Lisa M. Harlan-Williams, PhD
Dr. Harlan-Williams is an Associate Professor in the Department of Anatomy and Cell Biology at the University of Kansas Medical Center. She is also the Assistant Director for Administration and Education for the University of Kansas Cancer Center.
Dr. Harlan-Williams received her BS in Biology from Henderson State University in Arkadelphia, AR. She earned her PhD in Molecular Genetics under the guidance of Stephen Benedict, PhD in the Department of Molecular Biosciences at the University of Kansas, Lawrence, KS. Her research interests focus on the breast cancer susceptibility gene (BRCA)1 and its role in cellular metabolism.
Dr. Harlan-Williams is the director of the KU Cancer Center Accelerate Cancer Education summer research program for high school students. Dr. Harlan-Williams is passionate about her interactions with many different learners and specifically loves to engage with high school students as they consider pursing oncology related careers. For the Cancer Center, she also coordinates all activities related to the P30 Cancer Center Support Grant.
Dr. Harlan-Williams is a member of the American Association for Cancer Research and the American Association for Cancer Education.
Education and Training
- BS, Biology, Henderson State University, Arkadelphia, AR, Arkdelphia, AR
- PhD, Molecular Genetics, University of Kansas, Lawrence, KS, Lawrence, KS
- Other, Maintenance of the microenvironment affecting CD8+ T cell cytolytic activity and life span, H. Lee Moffitt Cancer Center, Tampa, FL, Tampa, FL
- Other, Identification and characterization of small molecules that increase BRCA1 gene expression, University of Kansas Cancer Center, University of Kansas Medical Center, Kansas City, KS
- American Association for Cancer Education, Member, 2018 - Present
- American Association for Cancer Research, Member, 2007 - Present

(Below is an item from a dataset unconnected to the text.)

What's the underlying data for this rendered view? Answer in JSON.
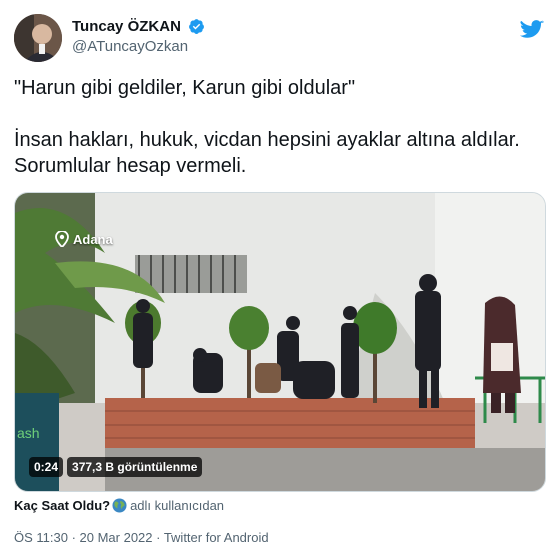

Dr. Harlan-Williams is involved in basic science research related to understanding the role of BRCA1 in cellular metabolism and breast cancer. Her long-term research goal is to delineate the mechanism(s) by which BRCA1 regulates the metabolic switch that ultimately influences tumorigenesis. She utilizes both in vitro and in vivo models in her studies so that her discoveries may ultimately translate to patients.